The Glorious Company of Martyrs

In the Catholic tradition, much value is placed on the lives of the martyrs. We all hear stories about the martyrs—specifically in recent days about the 498 martyrs of the Spanish Civil War beatified last Sunday in the Vatican—but what does it mean to be a martyr? Etymologically, the word in Greek, «martyros», means “a witness.” Obviously, this is quite a broad definition and the way modern language uses the word is usually much more specific; however, this basic significance is the root of all other uses of the word.

In the normal, Catholic sense, a ‘martyr’ is a person who dies for one’s faith in Jesus Christ. Simply put, shedding blood for the faith is nothing more than the purest form of ‘witnessing’ to the faith. Certainly, though, not all of us are faced with the threat—or better the opportunity—to give our very life for Christ in such a manner; “not everyone is called to face a cruel martyrdom,” said Pope Benedict XVI on Sunday. However, in reality, as Christians abiding loyally to the faith we profess, we are all called to be prepared to be martyrs in some way—whether it be in blood or in some other sacrifice. “Martyrdom is not an exception reserved only to a few individuals,” said the Holy Father, “but a realistic eventuality for the whole Christian people… Those who have given the supreme witness of their blood have been men and women, young and old, from all walks of life and every position of social standing.”

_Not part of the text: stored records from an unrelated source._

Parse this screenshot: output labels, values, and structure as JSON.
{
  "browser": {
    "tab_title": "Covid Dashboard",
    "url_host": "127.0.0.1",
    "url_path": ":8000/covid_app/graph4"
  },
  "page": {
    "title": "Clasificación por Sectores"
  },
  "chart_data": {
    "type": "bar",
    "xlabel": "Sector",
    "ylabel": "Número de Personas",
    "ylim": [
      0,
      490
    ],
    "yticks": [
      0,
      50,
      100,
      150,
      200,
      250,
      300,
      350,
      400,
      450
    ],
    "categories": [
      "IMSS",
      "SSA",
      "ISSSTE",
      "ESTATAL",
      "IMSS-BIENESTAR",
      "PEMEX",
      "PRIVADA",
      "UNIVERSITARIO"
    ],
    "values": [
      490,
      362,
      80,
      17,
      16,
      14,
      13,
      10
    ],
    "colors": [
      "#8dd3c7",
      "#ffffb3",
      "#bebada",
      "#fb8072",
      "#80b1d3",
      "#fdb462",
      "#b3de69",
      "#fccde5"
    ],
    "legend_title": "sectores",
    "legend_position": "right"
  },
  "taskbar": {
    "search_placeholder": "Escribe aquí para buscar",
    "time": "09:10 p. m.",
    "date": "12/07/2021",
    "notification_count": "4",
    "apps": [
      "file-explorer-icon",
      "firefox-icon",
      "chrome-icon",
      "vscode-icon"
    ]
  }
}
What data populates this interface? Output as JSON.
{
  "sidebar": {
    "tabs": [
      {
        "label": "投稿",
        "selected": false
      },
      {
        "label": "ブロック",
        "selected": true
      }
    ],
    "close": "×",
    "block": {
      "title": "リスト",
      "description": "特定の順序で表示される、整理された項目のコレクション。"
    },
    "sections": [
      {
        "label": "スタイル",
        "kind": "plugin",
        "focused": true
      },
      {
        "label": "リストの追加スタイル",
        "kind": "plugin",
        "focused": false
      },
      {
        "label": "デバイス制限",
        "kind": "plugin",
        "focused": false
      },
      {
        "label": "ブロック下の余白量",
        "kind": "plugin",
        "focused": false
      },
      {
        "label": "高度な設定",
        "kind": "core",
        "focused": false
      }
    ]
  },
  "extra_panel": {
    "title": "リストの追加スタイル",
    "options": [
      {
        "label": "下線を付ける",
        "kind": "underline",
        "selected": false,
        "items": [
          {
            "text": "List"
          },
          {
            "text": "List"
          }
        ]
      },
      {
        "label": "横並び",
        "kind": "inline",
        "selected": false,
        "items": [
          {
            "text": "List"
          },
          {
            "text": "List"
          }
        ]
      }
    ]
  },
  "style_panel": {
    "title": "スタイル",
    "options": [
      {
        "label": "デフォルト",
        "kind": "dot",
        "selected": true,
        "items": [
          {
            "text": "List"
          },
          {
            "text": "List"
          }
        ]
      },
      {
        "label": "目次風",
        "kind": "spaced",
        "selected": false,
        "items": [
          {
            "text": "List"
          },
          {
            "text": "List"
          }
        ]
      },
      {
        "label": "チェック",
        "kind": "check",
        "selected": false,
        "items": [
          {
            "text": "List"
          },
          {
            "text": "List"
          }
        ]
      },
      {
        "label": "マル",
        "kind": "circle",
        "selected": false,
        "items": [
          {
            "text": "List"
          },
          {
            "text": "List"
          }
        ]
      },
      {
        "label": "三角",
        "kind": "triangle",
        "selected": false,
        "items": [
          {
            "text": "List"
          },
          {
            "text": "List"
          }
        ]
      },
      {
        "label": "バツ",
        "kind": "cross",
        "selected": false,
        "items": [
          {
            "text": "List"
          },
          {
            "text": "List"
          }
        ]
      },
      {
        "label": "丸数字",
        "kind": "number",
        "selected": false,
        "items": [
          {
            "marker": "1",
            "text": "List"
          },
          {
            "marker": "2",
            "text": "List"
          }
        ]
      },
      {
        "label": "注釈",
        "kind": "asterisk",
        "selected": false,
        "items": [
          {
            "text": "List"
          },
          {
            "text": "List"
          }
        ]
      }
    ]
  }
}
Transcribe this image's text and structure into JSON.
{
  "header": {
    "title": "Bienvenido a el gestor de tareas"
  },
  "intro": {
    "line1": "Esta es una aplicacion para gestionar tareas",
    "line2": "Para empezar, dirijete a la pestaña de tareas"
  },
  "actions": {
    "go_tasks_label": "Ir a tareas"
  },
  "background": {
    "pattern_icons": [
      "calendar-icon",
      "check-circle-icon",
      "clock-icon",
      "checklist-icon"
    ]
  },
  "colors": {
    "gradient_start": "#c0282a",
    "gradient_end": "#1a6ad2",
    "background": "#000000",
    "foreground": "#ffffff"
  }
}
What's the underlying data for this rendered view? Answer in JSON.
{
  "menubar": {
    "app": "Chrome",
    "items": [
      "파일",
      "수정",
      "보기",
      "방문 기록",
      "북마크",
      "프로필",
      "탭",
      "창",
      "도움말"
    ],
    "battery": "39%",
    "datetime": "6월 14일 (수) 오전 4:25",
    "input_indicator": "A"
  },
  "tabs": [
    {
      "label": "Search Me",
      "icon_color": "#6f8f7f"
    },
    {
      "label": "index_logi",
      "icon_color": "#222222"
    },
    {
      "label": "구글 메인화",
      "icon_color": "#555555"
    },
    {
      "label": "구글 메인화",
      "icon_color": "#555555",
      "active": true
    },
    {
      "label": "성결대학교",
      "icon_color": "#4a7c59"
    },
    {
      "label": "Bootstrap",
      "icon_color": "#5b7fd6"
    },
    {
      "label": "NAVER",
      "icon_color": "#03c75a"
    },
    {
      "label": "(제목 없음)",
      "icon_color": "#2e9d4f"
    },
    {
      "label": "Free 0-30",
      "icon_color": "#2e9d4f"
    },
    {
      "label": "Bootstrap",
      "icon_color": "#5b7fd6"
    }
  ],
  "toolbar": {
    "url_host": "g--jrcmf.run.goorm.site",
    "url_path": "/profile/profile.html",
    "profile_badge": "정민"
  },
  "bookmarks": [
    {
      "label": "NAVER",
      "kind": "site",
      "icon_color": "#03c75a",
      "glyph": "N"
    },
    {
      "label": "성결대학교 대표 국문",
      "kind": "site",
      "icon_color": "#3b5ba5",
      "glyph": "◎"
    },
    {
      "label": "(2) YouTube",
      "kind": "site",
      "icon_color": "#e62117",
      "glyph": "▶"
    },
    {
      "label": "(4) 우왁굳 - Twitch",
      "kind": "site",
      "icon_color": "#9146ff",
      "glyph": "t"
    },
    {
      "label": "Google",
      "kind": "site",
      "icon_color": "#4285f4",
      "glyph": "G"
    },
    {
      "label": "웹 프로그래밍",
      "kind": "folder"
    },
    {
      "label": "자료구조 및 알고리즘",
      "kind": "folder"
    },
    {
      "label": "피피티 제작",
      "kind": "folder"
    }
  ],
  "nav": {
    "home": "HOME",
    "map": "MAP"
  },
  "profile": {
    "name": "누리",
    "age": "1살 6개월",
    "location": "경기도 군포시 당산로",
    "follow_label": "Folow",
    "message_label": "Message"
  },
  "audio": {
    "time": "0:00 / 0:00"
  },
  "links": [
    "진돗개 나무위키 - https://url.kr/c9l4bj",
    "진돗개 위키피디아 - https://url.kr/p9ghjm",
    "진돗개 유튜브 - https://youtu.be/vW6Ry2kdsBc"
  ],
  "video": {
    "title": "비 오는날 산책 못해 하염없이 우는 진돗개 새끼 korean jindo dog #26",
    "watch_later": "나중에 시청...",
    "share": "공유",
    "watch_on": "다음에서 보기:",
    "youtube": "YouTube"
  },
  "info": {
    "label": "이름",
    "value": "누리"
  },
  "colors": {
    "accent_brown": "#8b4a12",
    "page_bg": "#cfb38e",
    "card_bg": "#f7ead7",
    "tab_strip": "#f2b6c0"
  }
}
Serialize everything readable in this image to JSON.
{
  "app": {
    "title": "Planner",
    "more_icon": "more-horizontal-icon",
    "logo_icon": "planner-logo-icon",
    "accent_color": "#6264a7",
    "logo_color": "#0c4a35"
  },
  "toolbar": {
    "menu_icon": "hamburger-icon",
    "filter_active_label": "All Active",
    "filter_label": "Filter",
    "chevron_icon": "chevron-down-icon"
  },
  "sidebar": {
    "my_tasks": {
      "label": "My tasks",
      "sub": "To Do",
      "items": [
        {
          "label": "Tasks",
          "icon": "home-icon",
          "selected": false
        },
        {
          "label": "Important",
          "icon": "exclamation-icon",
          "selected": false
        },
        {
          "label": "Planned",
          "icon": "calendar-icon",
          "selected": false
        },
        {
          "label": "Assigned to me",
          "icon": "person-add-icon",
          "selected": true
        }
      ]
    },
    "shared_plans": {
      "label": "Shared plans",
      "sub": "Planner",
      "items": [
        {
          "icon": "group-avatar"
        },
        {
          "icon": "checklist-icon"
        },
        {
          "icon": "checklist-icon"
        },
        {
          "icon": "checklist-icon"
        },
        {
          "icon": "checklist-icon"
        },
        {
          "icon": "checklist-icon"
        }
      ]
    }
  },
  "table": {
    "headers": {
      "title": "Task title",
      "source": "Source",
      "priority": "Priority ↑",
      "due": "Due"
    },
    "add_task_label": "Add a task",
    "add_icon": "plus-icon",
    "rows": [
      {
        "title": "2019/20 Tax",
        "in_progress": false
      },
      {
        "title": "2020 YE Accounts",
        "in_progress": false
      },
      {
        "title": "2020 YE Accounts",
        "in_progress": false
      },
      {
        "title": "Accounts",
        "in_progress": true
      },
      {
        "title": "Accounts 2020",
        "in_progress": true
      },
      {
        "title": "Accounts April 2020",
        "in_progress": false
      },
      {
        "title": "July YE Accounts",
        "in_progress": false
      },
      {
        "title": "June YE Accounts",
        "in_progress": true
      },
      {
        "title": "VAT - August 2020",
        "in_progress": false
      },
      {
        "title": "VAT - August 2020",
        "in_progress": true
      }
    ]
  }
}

The pope went on to describe the life of faith as “a peaceful battle of love that every Christian, like St. Paul, must wage tirelessly. It is the race to spread the Gospel to which we are committed even unto death.” To me, this seems like a claim with a very counter-cultural and counter-intuitive message. At first it seems a bit passive—a “peaceful battle” doesn’t exactly incite much zeal by itself. However, a peaceful “battle of love” provokes a much different response; it elicits the necessity for self-emptying and self-giving, “even unto death.” It is not too much to say that, as Catholics, we should be willing to empty ourselves even of our own blood, if the Lord so desires. This ‘witness’ to others of the veracity of the Church’s faith perfectly brings about a vision of Christ as the divine Savior, who has overcome death itself. It has long been taught that the “blood of the martyrs is the seed of faith.” This is the “universal vocation to holiness” to which we are all called and this, I think, quite effectively sums up what it means to be a martyr.